Every line of the listing is to be returned exactly as given.

Supplied records →
++++++++

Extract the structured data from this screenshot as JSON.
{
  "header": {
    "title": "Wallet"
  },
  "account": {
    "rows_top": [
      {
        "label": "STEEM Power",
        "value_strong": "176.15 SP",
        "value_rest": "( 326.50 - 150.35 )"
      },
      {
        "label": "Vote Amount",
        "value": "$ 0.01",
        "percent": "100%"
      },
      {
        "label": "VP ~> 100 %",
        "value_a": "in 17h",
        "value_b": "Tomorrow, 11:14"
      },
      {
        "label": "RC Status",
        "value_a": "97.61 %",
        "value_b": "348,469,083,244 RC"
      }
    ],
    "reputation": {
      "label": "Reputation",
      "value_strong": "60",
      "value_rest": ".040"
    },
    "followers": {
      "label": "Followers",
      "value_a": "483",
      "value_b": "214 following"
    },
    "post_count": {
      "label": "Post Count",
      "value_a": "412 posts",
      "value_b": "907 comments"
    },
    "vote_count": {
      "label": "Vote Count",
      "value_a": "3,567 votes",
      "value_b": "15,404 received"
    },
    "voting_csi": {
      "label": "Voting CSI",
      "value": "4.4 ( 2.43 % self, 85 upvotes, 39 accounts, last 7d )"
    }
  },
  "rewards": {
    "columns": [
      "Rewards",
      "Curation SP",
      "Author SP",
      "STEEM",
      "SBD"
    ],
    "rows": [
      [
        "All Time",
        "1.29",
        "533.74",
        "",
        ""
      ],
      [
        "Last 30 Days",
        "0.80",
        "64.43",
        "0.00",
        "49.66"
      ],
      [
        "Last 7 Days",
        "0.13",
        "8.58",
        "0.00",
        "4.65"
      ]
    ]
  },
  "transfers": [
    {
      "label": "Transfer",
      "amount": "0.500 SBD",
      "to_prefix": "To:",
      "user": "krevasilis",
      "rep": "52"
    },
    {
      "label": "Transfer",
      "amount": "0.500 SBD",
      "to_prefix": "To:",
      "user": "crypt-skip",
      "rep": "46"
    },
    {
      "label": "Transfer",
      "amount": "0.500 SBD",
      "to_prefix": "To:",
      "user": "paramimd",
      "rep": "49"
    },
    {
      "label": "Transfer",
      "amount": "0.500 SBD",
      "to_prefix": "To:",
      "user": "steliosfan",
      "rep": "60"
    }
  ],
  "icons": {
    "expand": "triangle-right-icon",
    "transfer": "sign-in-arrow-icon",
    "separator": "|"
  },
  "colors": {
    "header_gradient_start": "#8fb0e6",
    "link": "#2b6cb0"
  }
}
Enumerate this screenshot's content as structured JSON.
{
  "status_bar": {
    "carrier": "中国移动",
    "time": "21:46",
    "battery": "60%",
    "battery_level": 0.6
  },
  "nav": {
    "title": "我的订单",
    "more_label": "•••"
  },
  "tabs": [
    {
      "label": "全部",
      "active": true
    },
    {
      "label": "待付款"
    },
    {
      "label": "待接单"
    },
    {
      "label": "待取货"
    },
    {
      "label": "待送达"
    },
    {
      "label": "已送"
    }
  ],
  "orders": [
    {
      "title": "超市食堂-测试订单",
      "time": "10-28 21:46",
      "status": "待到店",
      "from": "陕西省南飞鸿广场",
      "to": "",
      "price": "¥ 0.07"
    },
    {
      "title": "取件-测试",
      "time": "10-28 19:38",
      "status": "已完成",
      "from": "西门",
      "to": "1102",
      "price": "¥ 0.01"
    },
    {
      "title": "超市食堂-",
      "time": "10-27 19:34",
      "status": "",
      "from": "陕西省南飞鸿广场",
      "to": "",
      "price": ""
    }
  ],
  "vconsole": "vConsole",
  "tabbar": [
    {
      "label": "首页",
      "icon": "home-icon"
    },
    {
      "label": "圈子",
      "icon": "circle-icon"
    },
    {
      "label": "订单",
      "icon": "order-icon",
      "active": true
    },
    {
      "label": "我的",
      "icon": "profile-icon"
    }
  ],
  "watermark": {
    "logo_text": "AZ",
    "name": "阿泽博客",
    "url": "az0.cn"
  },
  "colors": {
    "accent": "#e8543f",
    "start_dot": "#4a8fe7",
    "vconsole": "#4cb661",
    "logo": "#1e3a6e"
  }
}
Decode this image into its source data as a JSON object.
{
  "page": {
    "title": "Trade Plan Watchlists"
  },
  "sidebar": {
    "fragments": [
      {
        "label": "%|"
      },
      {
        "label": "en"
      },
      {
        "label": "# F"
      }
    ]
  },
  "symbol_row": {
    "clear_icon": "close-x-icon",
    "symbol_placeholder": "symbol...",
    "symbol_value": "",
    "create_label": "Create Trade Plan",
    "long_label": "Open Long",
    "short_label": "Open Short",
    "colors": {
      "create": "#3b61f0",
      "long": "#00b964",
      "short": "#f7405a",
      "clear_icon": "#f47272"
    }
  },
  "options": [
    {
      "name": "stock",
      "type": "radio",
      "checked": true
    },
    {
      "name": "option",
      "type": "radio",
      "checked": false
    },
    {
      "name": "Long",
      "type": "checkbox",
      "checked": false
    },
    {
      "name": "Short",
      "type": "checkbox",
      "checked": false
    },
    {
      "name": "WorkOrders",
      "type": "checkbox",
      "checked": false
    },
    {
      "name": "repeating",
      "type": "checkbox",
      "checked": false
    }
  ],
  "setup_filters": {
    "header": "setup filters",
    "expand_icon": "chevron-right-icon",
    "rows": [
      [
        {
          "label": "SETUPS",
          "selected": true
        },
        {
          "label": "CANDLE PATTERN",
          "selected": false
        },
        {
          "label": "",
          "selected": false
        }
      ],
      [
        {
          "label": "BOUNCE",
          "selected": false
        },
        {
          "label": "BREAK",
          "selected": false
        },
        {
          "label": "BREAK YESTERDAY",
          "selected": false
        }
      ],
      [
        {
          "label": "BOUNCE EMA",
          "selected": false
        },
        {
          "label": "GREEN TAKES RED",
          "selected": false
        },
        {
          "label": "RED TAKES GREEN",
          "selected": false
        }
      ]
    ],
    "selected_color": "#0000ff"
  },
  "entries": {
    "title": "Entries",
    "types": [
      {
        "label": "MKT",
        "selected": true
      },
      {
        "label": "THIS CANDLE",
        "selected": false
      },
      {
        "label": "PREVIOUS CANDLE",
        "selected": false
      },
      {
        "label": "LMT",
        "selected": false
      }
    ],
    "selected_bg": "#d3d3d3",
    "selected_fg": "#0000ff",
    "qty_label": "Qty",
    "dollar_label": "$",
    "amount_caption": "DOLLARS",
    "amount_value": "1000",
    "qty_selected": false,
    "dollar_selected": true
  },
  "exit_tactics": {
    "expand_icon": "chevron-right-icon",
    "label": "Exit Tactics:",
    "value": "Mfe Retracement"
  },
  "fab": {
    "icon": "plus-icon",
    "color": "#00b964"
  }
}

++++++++

Result for this exercise →
Extract the structured data from this screenshot as JSON.
{
  "header": {
    "title": "Wallet"
  },
  "account": {
    "rows_top": [
      {
        "label": "STEEM Power",
        "value_strong": "176.15 SP",
        "value_rest": "( 326.50 - 150.35 )"
      },
      {
        "label": "Vote Amount",
        "value": "$ 0.01",
        "percent": "100%"
      },
      {
        "label": "VP ~> 100 %",
        "value_a": "in 17h",
        "value_b": "Tomorrow, 11:14"
      },
      {
        "label": "RC Status",
        "value_a": "97.61 %",
        "value_b": "348,469,083,244 RC"
      }
    ],
    "reputation": {
      "label": "Reputation",
      "value_strong": "60",
      "value_rest": ".040"
    },
    "followers": {
      "label": "Followers",
      "value_a": "483",
      "value_b": "214 following"
    },
    "post_count": {
      "label": "Post Count",
      "value_a": "412 posts",
      "value_b": "907 comments"
    },
    "vote_count": {
      "label": "Vote Count",
      "value_a": "3,567 votes",
      "value_b": "15,404 received"
    },
    "voting_csi": {
      "label": "Voting CSI",
      "value": "4.4 ( 2.43 % self, 85 upvotes, 39 accounts, last 7d )"
    }
  },
  "rewards": {
    "columns": [
      "Rewards",
      "Curation SP",
      "Author SP",
      "STEEM",
      "SBD"
    ],
    "rows": [
      [
        "All Time",
        "1.29",
        "533.74",
        "",
        ""
      ],
      [
        "Last 30 Days",
        "0.80",
        "64.43",
        "0.00",
        "49.66"
      ],
      [
        "Last 7 Days",
        "0.13",
        "8.58",
        "0.00",
        "4.65"
      ]
    ]
  },
  "transfers": [
    {
      "label": "Transfer",
      "amount": "0.500 SBD",
      "to_prefix": "To:",
      "user": "krevasilis",
      "rep": "52"
    },
    {
      "label": "Transfer",
      "amount": "0.500 SBD",
      "to_prefix": "To:",
      "user": "crypt-skip",
      "rep": "46"
    },
    {
      "label": "Transfer",
      "amount": "0.500 SBD",
      "to_prefix": "To:",
      "user": "paramimd",
      "rep": "49"
    },
    {
      "label": "Transfer",
      "amount": "0.500 SBD",
      "to_prefix": "To:",
      "user": "steliosfan",
      "rep": "60"
    }
  ],
  "icons": {
    "expand": "triangle-right-icon",
    "transfer": "sign-in-arrow-icon",
    "separator": "|"
  },
  "colors": {
    "header_gradient_start": "#8fb0e6",
    "link": "#2b6cb0"
  }
}
Enumerate this screenshot's content as structured JSON.
{
  "status_bar": {
    "carrier": "中国移动",
    "time": "21:46",
    "battery": "60%",
    "battery_level": 0.6
  },
  "nav": {
    "title": "我的订单",
    "more_label": "•••"
  },
  "tabs": [
    {
      "label": "全部",
      "active": true
    },
    {
      "label": "待付款"
    },
    {
      "label": "待接单"
    },
    {
      "label": "待取货"
    },
    {
      "label": "待送达"
    },
    {
      "label": "已送"
    }
  ],
  "orders": [
    {
      "title": "超市食堂-测试订单",
      "time": "10-28 21:46",
      "status": "待到店",
      "from": "陕西省南飞鸿广场",
      "to": "",
      "price": "¥ 0.07"
    },
    {
      "title": "取件-测试",
      "time": "10-28 19:38",
      "status": "已完成",
      "from": "西门",
      "to": "1102",
      "price": "¥ 0.01"
    },
    {
      "title": "超市食堂-",
      "time": "10-27 19:34",
      "status": "",
      "from": "陕西省南飞鸿广场",
      "to": "",
      "price": ""
    }
  ],
  "vconsole": "vConsole",
  "tabbar": [
    {
      "label": "首页",
      "icon": "home-icon"
    },
    {
      "label": "圈子",
      "icon": "circle-icon"
    },
    {
      "label": "订单",
      "icon": "order-icon",
      "active": true
    },
    {
      "label": "我的",
      "icon": "profile-icon"
    }
  ],
  "watermark": {
    "logo_text": "AZ",
    "name": "阿泽博客",
    "url": "az0.cn"
  },
  "colors": {
    "accent": "#e8543f",
    "start_dot": "#4a8fe7",
    "vconsole": "#4cb661",
    "logo": "#1e3a6e"
  }
}
Decode this image into its source data as a JSON object.
{
  "page": {
    "title": "Trade Plan Watchlists"
  },
  "sidebar": {
    "fragments": [
      {
        "label": "%|"
      },
      {
        "label": "en"
      },
      {
        "label": "# F"
      }
    ]
  },
  "symbol_row": {
    "clear_icon": "close-x-icon",
    "symbol_placeholder": "symbol...",
    "symbol_value": "",
    "create_label": "Create Trade Plan",
    "long_label": "Open Long",
    "short_label": "Open Short",
    "colors": {
      "create": "#3b61f0",
      "long": "#00b964",
      "short": "#f7405a",
      "clear_icon": "#f47272"
    }
  },
  "options": [
    {
      "name": "stock",
      "type": "radio",
      "checked": true
    },
    {
      "name": "option",
      "type": "radio",
      "checked": false
    },
    {
      "name": "Long",
      "type": "checkbox",
      "checked": false
    },
    {
      "name": "Short",
      "type": "checkbox",
      "checked": false
    },
    {
      "name": "WorkOrders",
      "type": "checkbox",
      "checked": false
    },
    {
      "name": "repeating",
      "type": "checkbox",
      "checked": false
    }
  ],
  "setup_filters": {
    "header": "setup filters",
    "expand_icon": "chevron-right-icon",
    "rows": [
      [
        {
          "label": "SETUPS",
          "selected": true
        },
        {
          "label": "CANDLE PATTERN",
          "selected": false
        },
        {
          "label": "",
          "selected": false
        }
      ],
      [
        {
          "label": "BOUNCE",
          "selected": false
        },
        {
          "label": "BREAK",
          "selected": false
        },
        {
          "label": "BREAK YESTERDAY",
          "selected": false
        }
      ],
      [
        {
          "label": "BOUNCE EMA",
          "selected": false
        },
        {
          "label": "GREEN TAKES RED",
          "selected": false
        },
        {
          "label": "RED TAKES GREEN",
          "selected": false
        }
      ]
    ],
    "selected_color": "#0000ff"
  },
  "entries": {
    "title": "Entries",
    "types": [
      {
        "label": "MKT",
        "selected": true
      },
      {
        "label": "THIS CANDLE",
        "selected": false
      },
      {
        "label": "PREVIOUS CANDLE",
        "selected": false
      },
      {
        "label": "LMT",
        "selected": false
      }
    ],
    "selected_bg": "#d3d3d3",
    "selected_fg": "#0000ff",
    "qty_label": "Qty",
    "dollar_label": "$",
    "amount_caption": "DOLLARS",
    "amount_value": "1000",
    "qty_selected": false,
    "dollar_selected": true
  },
  "exit_tactics": {
    "expand_icon": "chevron-right-icon",
    "label": "Exit Tactics:",
    "value": "Mfe Retracement"
  },
  "fab": {
    "icon": "plus-icon",
    "color": "#00b964"
  }
}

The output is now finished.